# Your assignment
Extract the data exactly, missing nothing.

Data provided below:

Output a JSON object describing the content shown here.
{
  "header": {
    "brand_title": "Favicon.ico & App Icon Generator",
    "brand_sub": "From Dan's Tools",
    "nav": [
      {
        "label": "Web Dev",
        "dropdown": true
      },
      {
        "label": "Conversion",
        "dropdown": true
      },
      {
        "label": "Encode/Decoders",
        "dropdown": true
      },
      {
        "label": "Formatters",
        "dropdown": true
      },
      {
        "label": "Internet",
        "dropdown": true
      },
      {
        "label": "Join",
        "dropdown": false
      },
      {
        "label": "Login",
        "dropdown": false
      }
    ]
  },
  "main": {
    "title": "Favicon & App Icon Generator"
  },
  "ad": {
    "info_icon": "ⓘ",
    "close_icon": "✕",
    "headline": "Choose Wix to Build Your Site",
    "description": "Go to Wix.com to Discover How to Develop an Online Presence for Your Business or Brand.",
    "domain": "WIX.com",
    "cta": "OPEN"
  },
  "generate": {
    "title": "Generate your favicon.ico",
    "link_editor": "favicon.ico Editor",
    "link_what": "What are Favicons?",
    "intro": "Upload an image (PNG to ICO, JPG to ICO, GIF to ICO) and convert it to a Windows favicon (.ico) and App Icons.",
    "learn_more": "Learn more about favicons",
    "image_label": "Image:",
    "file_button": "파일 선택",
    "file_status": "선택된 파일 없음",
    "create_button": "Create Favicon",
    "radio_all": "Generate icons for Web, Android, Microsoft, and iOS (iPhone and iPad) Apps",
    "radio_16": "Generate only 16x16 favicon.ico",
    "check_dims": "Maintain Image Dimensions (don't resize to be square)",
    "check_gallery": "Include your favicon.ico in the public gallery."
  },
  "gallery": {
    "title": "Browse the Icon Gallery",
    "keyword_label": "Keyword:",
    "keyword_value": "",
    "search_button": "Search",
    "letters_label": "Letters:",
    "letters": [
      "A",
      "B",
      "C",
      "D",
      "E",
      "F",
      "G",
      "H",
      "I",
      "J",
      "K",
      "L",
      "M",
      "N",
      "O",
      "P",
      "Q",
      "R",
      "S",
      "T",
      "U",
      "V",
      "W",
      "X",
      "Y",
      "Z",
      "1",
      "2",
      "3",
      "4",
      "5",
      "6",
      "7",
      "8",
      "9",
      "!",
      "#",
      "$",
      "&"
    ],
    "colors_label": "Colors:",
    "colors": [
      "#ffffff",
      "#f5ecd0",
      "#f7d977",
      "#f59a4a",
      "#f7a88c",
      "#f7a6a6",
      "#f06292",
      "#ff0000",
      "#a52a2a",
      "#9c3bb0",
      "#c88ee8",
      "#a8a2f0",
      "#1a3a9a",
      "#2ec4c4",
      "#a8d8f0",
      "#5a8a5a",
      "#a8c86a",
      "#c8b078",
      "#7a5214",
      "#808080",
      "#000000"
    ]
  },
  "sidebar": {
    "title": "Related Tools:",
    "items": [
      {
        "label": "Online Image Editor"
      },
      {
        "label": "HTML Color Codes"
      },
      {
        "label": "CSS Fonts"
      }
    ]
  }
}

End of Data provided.

# Response for this exercise
Output a JSON object describing the content shown here.
{
  "header": {
    "brand_title": "Favicon.ico & App Icon Generator",
    "brand_sub": "From Dan's Tools",
    "nav": [
      {
        "label": "Web Dev",
        "dropdown": true
      },
      {
        "label": "Conversion",
        "dropdown": true
      },
      {
        "label": "Encode/Decoders",
        "dropdown": true
      },
      {
        "label": "Formatters",
        "dropdown": true
      },
      {
        "label": "Internet",
        "dropdown": true
      },
      {
        "label": "Join",
        "dropdown": false
      },
      {
        "label": "Login",
        "dropdown": false
      }
    ]
  },
  "main": {
    "title": "Favicon & App Icon Generator"
  },
  "ad": {
    "info_icon": "ⓘ",
    "close_icon": "✕",
    "headline": "Choose Wix to Build Your Site",
    "description": "Go to Wix.com to Discover How to Develop an Online Presence for Your Business or Brand.",
    "domain": "WIX.com",
    "cta": "OPEN"
  },
  "generate": {
    "title": "Generate your favicon.ico",
    "link_editor": "favicon.ico Editor",
    "link_what": "What are Favicons?",
    "intro": "Upload an image (PNG to ICO, JPG to ICO, GIF to ICO) and convert it to a Windows favicon (.ico) and App Icons.",
    "learn_more": "Learn more about favicons",
    "image_label": "Image:",
    "file_button": "파일 선택",
    "file_status": "선택된 파일 없음",
    "create_button": "Create Favicon",
    "radio_all": "Generate icons for Web, Android, Microsoft, and iOS (iPhone and iPad) Apps",
    "radio_16": "Generate only 16x16 favicon.ico",
    "check_dims": "Maintain Image Dimensions (don't resize to be square)",
    "check_gallery": "Include your favicon.ico in the public gallery."
  },
  "gallery": {
    "title": "Browse the Icon Gallery",
    "keyword_label": "Keyword:",
    "keyword_value": "",
    "search_button": "Search",
    "letters_label": "Letters:",
    "letters": [
      "A",
      "B",
      "C",
      "D",
      "E",
      "F",
      "G",
      "H",
      "I",
      "J",
      "K",
      "L",
      "M",
      "N",
      "O",
      "P",
      "Q",
      "R",
      "S",
      "T",
      "U",
      "V",
      "W",
      "X",
      "Y",
      "Z",
      "1",
      "2",
      "3",
      "4",
      "5",
      "6",
      "7",
      "8",
      "9",
      "!",
      "#",
      "$",
      "&"
    ],
    "colors_label": "Colors:",
    "colors": [
      "#ffffff",
      "#f5ecd0",
      "#f7d977",
      "#f59a4a",
      "#f7a88c",
      "#f7a6a6",
      "#f06292",
      "#ff0000",
      "#a52a2a",
      "#9c3bb0",
      "#c88ee8",
      "#a8a2f0",
      "#1a3a9a",
      "#2ec4c4",
      "#a8d8f0",
      "#5a8a5a",
      "#a8c86a",
      "#c8b078",
      "#7a5214",
      "#808080",
      "#000000"
    ]
  },
  "sidebar": {
    "title": "Related Tools:",
    "items": [
      {
        "label": "Online Image Editor"
      },
      {
        "label": "HTML Color Codes"
      },
      {
        "label": "CSS Fonts"
      }
    ]
  }
}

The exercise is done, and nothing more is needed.